Prosecutors in the Scott Peterson (search) murder trial called to the stand their 174th and final witness, a police investigator who portrayed the former fertilizer salesman as a man on the run because he killed his pregnant wife, Laci.

Modesto Detective Jon Buehler wrapped up 19 weeks of testimony by the state's witnesses, describing the details of Peterson's arrest on April 19, 2003. The defense begins its case next Tuesday.

Buehler told jurors that Peterson had a large backpack and an overnight bag stuffed with everything from hunting knives and a water purifier to snorkeling and fishing equipment to a shovel and duct tape. Much of the camping equipment had been purchased a month earlier, he said.

Peterson also had several changes of clothes, including seven pairs of shoes, jackets, pants, shorts and sweaters.

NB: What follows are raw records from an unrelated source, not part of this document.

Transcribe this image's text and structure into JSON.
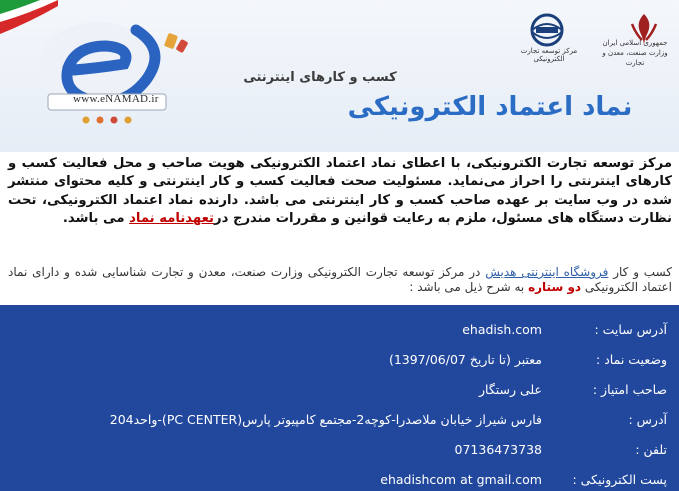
{
  "header": {
    "site_url": "www.eNAMAD.ir",
    "tagline": "کسب و کارهای اینترنتی",
    "main_title": "نماد اعتماد الکترونیکی",
    "emblem_center_text": "مرکز توسعه تجارت الکترونیکی",
    "emblem_right_text_line1": "جمهوری اسلامی ایران",
    "emblem_right_text_line2": "وزارت صنعت، معدن و تجارت"
  },
  "description": {
    "part1": "مرکز توسعه تجارت الکترونیکی، با اعطای نماد اعتماد الکترونیکی هویت صاحب و محل فعالیت کسب و کارهای اینترنتی را احراز می‌نماید. مسئولیت صحت فعالیت کسب و کار اینترنتی و کلیه محتوای منتشر شده در وب سایت بر عهده صاحب کسب و کار اینترنتی می باشد. دارنده نماد اعتماد الکترونیکی، تحت نظارت دستگاه های مسئول، ملزم به رعایت قوانین و مقررات مندرج در",
    "link_text": "تعهدنامه نماد",
    "part2": " می باشد."
  },
  "subtext": {
    "part1": "کسب و کار ",
    "store_link": "فروشگاه اینترنتی هدیش",
    "part2": " در مرکز توسعه تجارت الکترونیکی وزارت صنعت، معدن و تجارت شناسایی شده و دارای نماد اعتماد الکترونیکی ",
    "stars": "دو ستاره",
    "part3": " به شرح ذیل می باشد :"
  },
  "info": {
    "rows": [
      {
        "label": "آدرس سایت :",
        "value": "ehadish.com"
      },
      {
        "label": "وضعیت نماد :",
        "value": "معتبر (تا تاریخ 1397/06/07)"
      },
      {
        "label": "صاحب امتیاز :",
        "value": "علی رستگار"
      },
      {
        "label": "آدرس :",
        "value": "فارس شیراز خیابان ملاصدرا-کوچه2-مجتمع کامپیوتر پارس(PC CENTER)-واحد204"
      },
      {
        "label": "تلفن :",
        "value": "07136473738"
      },
      {
        "label": "پست الکترونیکی :",
        "value": "ehadishcom at gmail.com"
      }
    ]
  },
  "colors": {
    "panel_bg": "#22489e",
    "title_blue": "#2b6cc4",
    "link_red": "#c00000",
    "link_blue": "#2f5fa8"
  },
  "icons": [
    "iran-flag-icon",
    "enamad-e-logo-icon",
    "ecommerce-center-emblem-icon",
    "ministry-emblem-icon"
  ]
}
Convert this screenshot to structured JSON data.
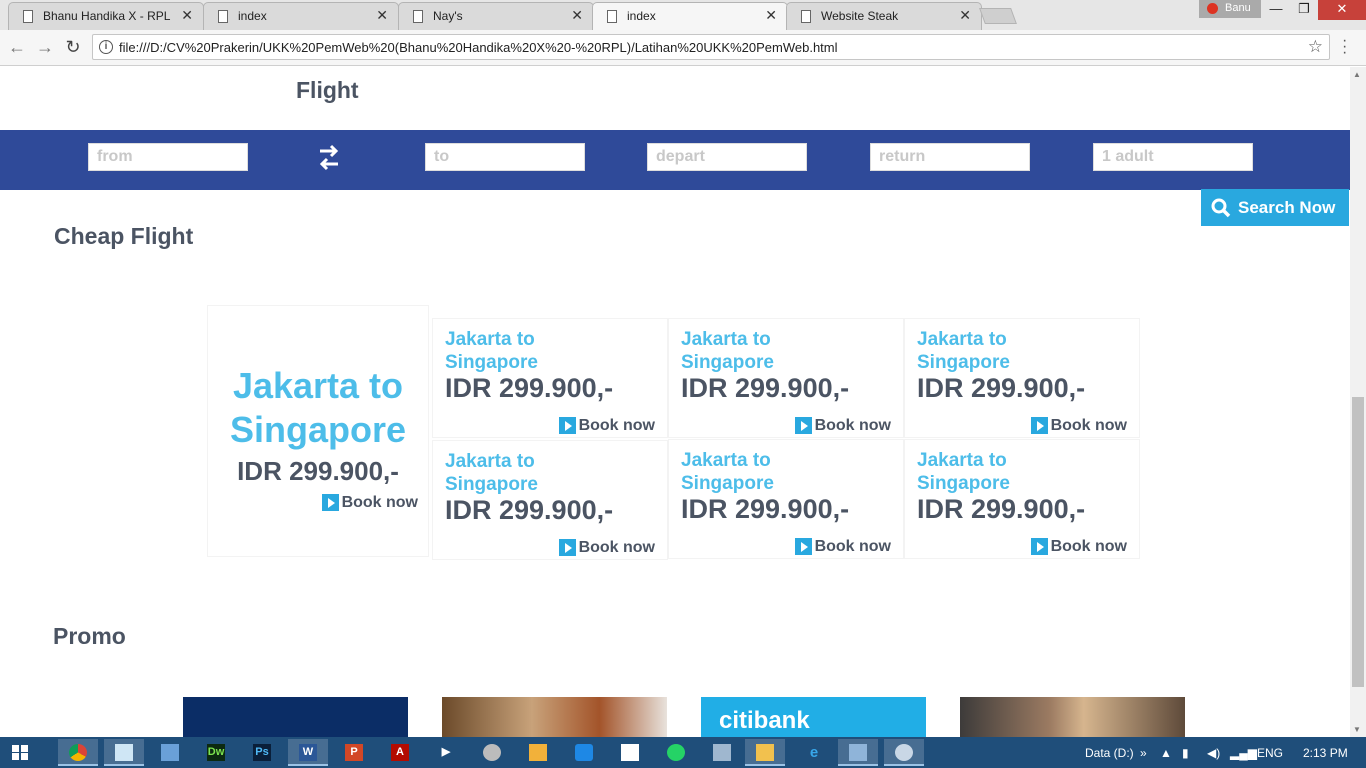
{
  "browser": {
    "tabs": [
      {
        "title": "Bhanu Handika X - RPL",
        "active": false
      },
      {
        "title": "index",
        "active": false
      },
      {
        "title": "Nay's",
        "active": false
      },
      {
        "title": "index",
        "active": true
      },
      {
        "title": "Website Steak",
        "active": false
      }
    ],
    "profile_name": "Banu",
    "url": "file:///D:/CV%20Prakerin/UKK%20PemWeb%20(Bhanu%20Handika%20X%20-%20RPL)/Latihan%20UKK%20PemWeb.html"
  },
  "page": {
    "flight_heading": "Flight",
    "search": {
      "from_placeholder": "from",
      "to_placeholder": "to",
      "depart_placeholder": "depart",
      "return_placeholder": "return",
      "passengers_placeholder": "1 adult",
      "button_label": "Search Now"
    },
    "cheap_flight_heading": "Cheap Flight",
    "featured_card": {
      "route": "Jakarta to Singapore",
      "price": "IDR 299.900,-",
      "book_label": "Book now"
    },
    "cards": [
      {
        "route": "Jakarta to Singapore",
        "price": "IDR 299.900,-",
        "book_label": "Book now"
      },
      {
        "route": "Jakarta to Singapore",
        "price": "IDR 299.900,-",
        "book_label": "Book now"
      },
      {
        "route": "Jakarta to Singapore",
        "price": "IDR 299.900,-",
        "book_label": "Book now"
      },
      {
        "route": "Jakarta to Singapore",
        "price": "IDR 299.900,-",
        "book_label": "Book now"
      },
      {
        "route": "Jakarta to Singapore",
        "price": "IDR 299.900,-",
        "book_label": "Book now"
      },
      {
        "route": "Jakarta to Singapore",
        "price": "IDR 299.900,-",
        "book_label": "Book now"
      }
    ],
    "promo_heading": "Promo",
    "promo_citibank_text": "citibank"
  },
  "taskbar": {
    "apps": [
      "start-icon",
      "chrome-icon",
      "notepad-icon",
      "virtualbox-icon",
      "dreamweaver-icon",
      "photoshop-icon",
      "word-icon",
      "powerpoint-icon",
      "acrobat-icon",
      "media-player-icon",
      "chrome-dev-icon",
      "files-icon",
      "sync-icon",
      "document-icon",
      "whatsapp-icon",
      "network-icon",
      "explorer-icon",
      "ie-icon",
      "window-icon",
      "settings-icon"
    ],
    "glyphs": {
      "dreamweaver": "Dw",
      "photoshop": "Ps",
      "word": "W",
      "powerpoint": "P",
      "acrobat": "A"
    },
    "drive_label": "Data (D:)",
    "language": "ENG",
    "time": "2:13 PM"
  },
  "colors": {
    "nav_blue": "#2f4a99",
    "accent": "#29a8df",
    "route_text": "#4dbde9",
    "heading_text": "#4b5463"
  }
}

He had four cell phones, two driver's licenses — his and his brother's — six credit cards, including one in his half-sister's name, and nearly $15,000 in cash.

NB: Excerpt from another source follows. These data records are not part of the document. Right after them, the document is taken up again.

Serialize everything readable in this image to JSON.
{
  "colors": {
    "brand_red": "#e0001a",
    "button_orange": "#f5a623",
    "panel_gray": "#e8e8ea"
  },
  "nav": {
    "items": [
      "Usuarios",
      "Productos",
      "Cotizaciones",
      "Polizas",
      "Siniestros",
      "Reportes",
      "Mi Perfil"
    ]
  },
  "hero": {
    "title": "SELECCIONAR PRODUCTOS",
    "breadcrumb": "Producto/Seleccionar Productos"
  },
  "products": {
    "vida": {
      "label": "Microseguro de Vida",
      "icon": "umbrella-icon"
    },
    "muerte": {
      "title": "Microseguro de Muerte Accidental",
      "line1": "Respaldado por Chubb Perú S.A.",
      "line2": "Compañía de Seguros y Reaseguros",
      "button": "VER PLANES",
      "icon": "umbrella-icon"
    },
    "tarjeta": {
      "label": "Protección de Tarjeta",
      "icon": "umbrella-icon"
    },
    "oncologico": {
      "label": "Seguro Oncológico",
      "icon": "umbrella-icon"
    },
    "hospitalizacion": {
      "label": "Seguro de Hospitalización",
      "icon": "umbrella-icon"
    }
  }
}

Prosecutor Dave Harris (search) showed photographs of the equipment, found in a Mercedes that Peterson had bought earlier using his mother's first name.

Peterson's attorney Mark Geragos (search) showed photos of similar clothes and equipment found in Peterson's truck months earlier, portraying him as a guy who simply lived out of his vehicle.

Buehler also testified that Peterson also had with him "The Purpose-Driven Life: What on Earth Am I Here For?", a book his former mistress Amber Frey had given him, along with a card dated Feb. 16, 2003.

"I can only hope that this will come to an end soon," Frey wrote. "I wish I could go back in time. I'm praying for you and your family."

Several flyers advertising a reward for Laci's safe return were found in the trunk, Buehler said.

On the day he was arrested, Peterson drove a circuitous nearly 170-mile route in Southern California in what prosecutors suggested was an attempt to evade police. Defense lawyers have maintained Peterson was trying to elude media scrutiny.

The prosecution effectively portrayed Peterson as a man capable of murdering his wife, experts said.

"He lied to everybody," said Paula Canny, a defense lawyer and former prosecutor who has been watching the trial. "The strongest evidence the prosecution has is what Scott Peterson said and what Scott Peterson did."

But former prosecutor Chuck Smith said the prosecution's case "ended with more of a whimper, than a bang." He said it would have been more effective to end with a witness who brought the whole case together or ends it with a powerful new fact.

"The prosecution did neither," Smith said.

Defense lawyers were expected to take at least a week for their case. Judge Alfred A. Delucchi has told jurors they should be able to begin deliberations by the end of the month.

The state alleges Peterson killed his eight-months pregnant wife in their Modesto home on or around Dec. 24, 2002, then dumped her body into the bay. Her badly decomposed remains — and that of her fetus — washed up in April 2003, not far from the marina where Peterson launched his boat that Christmas Eve morning for what he said was a solo fishing trip.

Geragos maintains someone else abducted and killed Laci, then framed Peterson after learning of his widely publicized alibi.